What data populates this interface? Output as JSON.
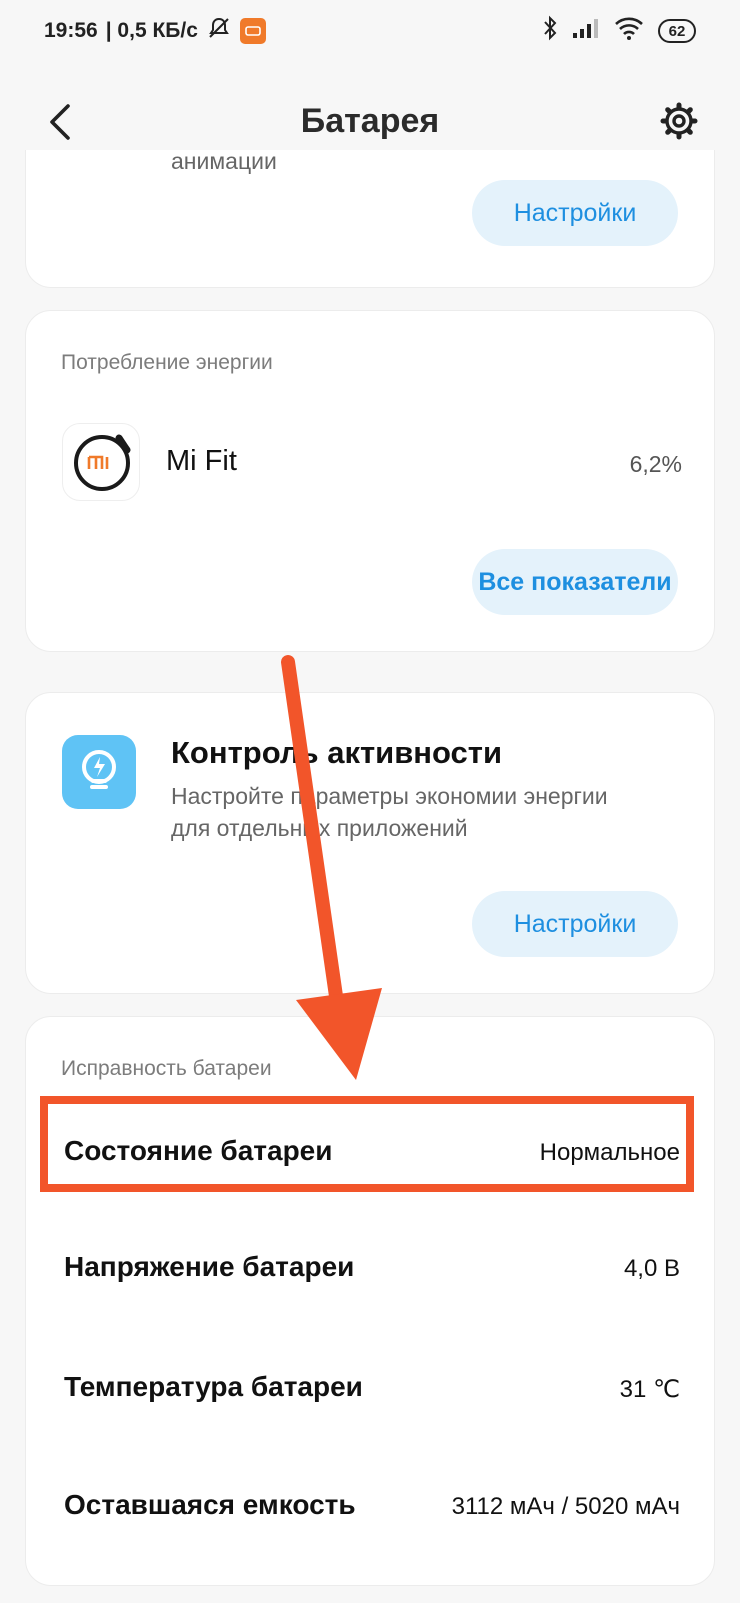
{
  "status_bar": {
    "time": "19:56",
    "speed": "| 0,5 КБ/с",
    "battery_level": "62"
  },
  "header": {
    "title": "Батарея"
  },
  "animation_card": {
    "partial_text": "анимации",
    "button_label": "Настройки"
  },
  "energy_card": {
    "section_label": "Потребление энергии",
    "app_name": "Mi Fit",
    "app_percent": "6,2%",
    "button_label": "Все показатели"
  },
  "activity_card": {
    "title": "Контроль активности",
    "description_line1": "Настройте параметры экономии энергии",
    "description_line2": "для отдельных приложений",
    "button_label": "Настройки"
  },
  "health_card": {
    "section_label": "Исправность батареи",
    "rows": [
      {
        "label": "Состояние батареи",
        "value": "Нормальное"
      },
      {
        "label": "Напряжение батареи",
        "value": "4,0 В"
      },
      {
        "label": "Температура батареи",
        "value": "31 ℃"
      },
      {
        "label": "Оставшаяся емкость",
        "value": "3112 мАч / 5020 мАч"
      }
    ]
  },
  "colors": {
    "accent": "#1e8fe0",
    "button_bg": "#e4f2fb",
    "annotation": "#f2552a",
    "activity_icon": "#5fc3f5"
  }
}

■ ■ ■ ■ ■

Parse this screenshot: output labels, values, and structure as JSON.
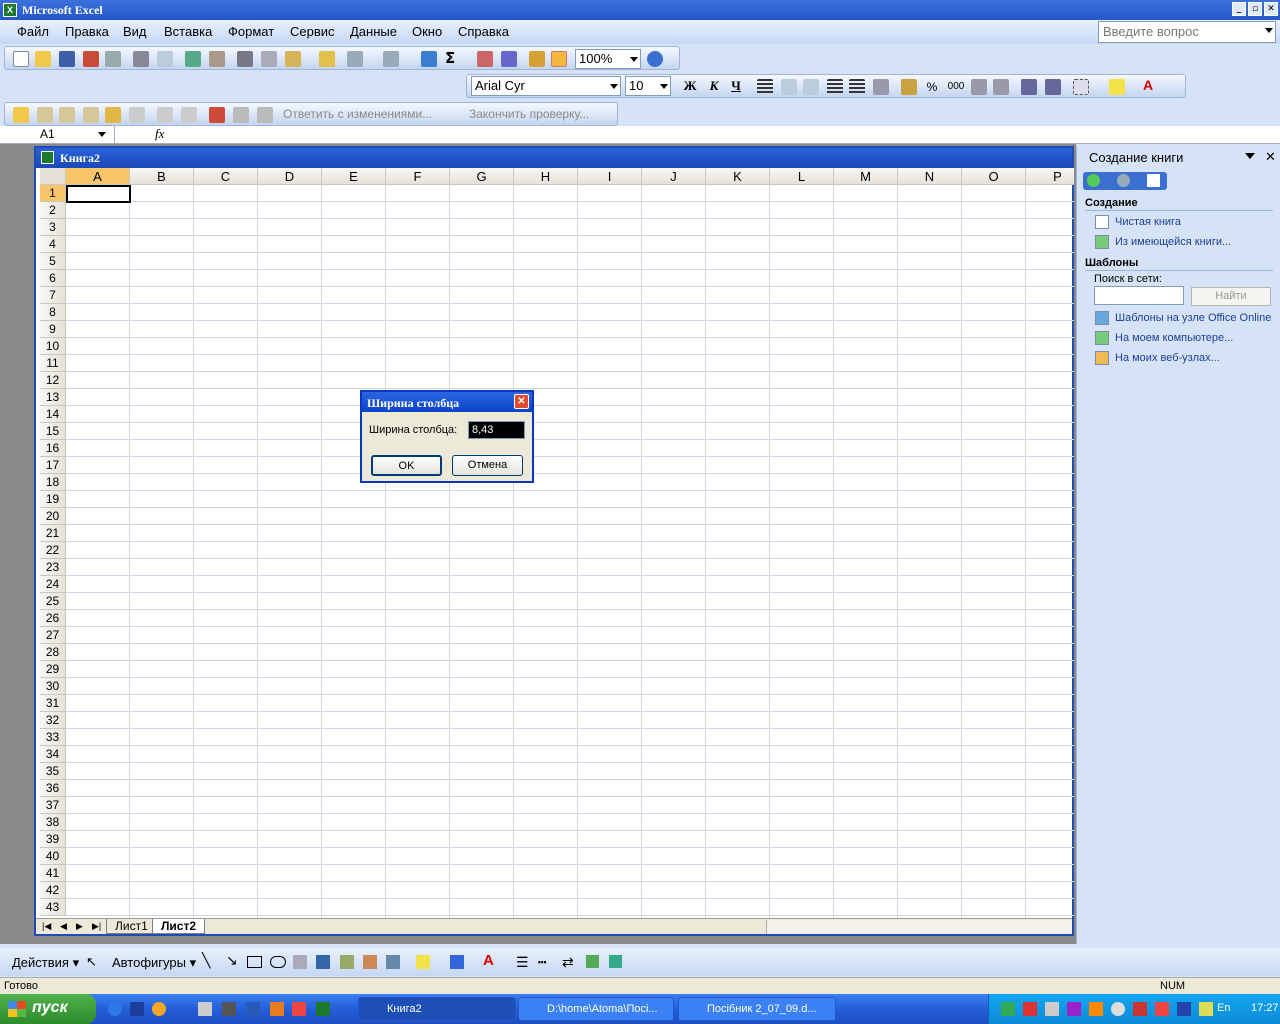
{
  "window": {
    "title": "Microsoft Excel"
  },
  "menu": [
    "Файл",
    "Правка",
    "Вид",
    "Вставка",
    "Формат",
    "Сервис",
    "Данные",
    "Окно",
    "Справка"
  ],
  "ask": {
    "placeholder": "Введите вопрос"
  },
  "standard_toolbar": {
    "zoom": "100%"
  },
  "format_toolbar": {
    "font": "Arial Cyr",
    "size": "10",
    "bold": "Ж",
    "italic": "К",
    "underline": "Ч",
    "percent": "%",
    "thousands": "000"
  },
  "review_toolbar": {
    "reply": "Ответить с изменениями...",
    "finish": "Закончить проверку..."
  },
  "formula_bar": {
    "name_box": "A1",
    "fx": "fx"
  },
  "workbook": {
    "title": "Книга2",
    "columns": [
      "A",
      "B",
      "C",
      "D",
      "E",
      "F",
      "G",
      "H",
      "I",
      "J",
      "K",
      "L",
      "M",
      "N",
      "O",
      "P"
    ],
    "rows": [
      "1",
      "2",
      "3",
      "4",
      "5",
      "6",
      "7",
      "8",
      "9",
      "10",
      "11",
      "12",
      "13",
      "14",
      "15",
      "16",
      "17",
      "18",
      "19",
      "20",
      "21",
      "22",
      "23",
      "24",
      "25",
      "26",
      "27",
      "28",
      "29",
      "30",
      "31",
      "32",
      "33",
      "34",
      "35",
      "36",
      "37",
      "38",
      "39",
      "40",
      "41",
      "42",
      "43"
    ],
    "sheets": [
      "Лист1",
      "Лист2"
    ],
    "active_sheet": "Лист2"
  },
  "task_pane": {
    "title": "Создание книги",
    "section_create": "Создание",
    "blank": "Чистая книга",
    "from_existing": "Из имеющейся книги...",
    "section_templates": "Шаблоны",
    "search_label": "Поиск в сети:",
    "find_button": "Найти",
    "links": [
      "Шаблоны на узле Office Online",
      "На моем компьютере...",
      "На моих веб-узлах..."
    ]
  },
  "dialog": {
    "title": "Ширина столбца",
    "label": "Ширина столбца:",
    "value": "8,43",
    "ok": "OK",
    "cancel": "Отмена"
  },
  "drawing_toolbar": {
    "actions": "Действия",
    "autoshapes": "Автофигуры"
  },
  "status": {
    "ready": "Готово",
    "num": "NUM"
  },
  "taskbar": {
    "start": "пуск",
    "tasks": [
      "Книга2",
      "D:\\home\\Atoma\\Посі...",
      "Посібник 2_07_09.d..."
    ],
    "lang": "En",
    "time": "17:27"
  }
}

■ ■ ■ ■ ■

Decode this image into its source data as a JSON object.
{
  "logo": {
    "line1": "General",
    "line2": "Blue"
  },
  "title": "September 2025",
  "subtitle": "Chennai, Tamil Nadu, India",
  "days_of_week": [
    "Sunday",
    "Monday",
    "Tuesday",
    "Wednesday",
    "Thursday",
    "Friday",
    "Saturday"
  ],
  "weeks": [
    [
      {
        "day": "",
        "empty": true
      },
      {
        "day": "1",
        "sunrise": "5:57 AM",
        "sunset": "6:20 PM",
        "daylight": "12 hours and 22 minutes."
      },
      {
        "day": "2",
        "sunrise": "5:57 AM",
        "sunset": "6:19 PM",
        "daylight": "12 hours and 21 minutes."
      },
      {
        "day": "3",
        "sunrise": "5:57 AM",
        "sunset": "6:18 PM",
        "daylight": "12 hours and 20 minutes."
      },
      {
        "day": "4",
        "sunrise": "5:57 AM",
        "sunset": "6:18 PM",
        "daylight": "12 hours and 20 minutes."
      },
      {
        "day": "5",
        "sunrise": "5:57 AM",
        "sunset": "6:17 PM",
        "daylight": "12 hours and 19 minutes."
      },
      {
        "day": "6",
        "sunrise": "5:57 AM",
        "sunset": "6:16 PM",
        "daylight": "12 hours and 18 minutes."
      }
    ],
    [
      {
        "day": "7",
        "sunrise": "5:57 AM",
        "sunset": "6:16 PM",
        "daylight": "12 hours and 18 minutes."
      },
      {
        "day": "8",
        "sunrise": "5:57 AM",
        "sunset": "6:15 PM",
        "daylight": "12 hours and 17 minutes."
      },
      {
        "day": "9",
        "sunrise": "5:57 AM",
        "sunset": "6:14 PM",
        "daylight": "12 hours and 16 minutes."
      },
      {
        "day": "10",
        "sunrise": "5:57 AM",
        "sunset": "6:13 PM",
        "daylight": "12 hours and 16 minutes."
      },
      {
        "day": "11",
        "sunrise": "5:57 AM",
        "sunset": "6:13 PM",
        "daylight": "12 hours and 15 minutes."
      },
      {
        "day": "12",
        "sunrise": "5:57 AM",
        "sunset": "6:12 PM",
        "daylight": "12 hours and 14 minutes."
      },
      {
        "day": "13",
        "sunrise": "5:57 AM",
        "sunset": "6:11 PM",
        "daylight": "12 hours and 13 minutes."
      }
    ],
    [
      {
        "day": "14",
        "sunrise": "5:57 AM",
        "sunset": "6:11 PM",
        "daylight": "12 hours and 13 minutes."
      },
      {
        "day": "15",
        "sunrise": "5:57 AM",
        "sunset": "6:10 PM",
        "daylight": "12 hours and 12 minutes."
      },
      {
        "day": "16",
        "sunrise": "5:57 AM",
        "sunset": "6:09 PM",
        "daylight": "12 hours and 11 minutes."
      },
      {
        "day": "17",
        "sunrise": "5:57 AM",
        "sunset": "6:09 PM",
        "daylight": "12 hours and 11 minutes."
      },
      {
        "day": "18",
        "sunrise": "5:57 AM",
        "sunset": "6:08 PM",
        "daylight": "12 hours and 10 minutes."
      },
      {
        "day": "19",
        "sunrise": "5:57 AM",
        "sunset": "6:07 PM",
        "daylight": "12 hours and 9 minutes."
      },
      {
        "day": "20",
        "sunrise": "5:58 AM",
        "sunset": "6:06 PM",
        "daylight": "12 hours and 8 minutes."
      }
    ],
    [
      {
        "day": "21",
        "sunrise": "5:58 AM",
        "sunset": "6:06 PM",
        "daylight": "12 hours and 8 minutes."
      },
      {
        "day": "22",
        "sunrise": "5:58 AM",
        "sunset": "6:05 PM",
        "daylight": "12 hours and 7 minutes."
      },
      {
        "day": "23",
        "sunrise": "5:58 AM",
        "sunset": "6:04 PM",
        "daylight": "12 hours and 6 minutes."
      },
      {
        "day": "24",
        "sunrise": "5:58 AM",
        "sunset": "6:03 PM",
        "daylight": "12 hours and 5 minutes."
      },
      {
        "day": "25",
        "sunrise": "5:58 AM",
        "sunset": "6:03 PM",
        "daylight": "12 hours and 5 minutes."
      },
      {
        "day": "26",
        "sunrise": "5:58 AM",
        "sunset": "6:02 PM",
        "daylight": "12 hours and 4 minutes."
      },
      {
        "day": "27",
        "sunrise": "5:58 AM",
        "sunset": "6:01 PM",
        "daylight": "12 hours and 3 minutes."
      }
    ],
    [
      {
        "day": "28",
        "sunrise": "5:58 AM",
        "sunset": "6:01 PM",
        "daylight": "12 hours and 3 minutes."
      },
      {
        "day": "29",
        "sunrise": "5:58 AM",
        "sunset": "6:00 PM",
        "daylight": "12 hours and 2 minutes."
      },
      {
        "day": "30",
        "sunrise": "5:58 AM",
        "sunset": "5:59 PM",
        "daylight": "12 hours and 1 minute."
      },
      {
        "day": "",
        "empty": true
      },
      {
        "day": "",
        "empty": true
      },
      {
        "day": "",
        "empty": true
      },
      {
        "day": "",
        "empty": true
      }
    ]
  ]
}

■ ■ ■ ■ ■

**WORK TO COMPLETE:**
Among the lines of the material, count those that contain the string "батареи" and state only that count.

**COMPLETED TASK:**
4